== Segment start ==
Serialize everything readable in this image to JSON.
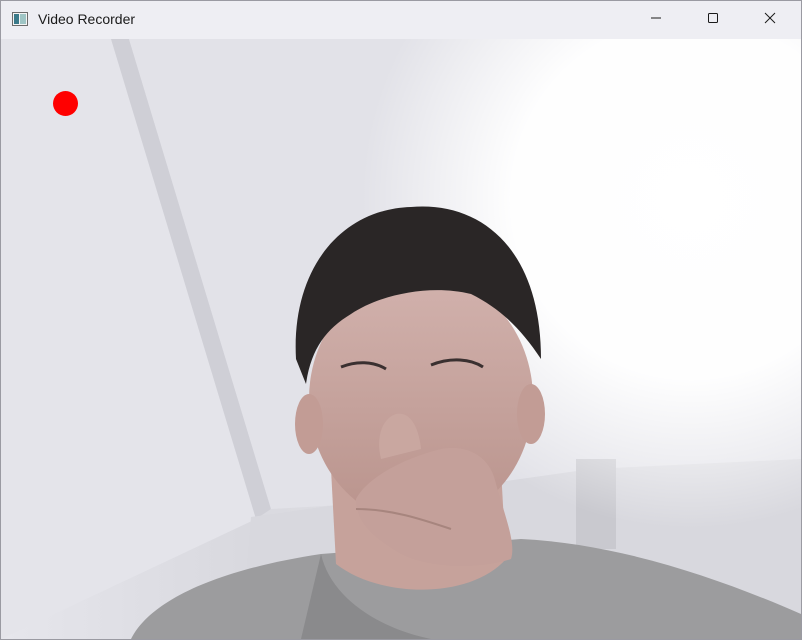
{
  "window": {
    "title": "Video Recorder",
    "icon": "video-app-icon"
  },
  "caption_buttons": {
    "minimize": "minimize-icon",
    "maximize": "maximize-icon",
    "close": "close-icon"
  },
  "video": {
    "recording_indicator_color": "#ff0000",
    "recording": true
  }
}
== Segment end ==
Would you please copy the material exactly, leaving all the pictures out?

__Response__.
Serialize everything readable in this image to JSON.
{
  "window": {
    "title": "Video Recorder",
    "icon": "video-app-icon"
  },
  "caption_buttons": {
    "minimize": "minimize-icon",
    "maximize": "maximize-icon",
    "close": "close-icon"
  },
  "video": {
    "recording_indicator_color": "#ff0000",
    "recording": true
  }
}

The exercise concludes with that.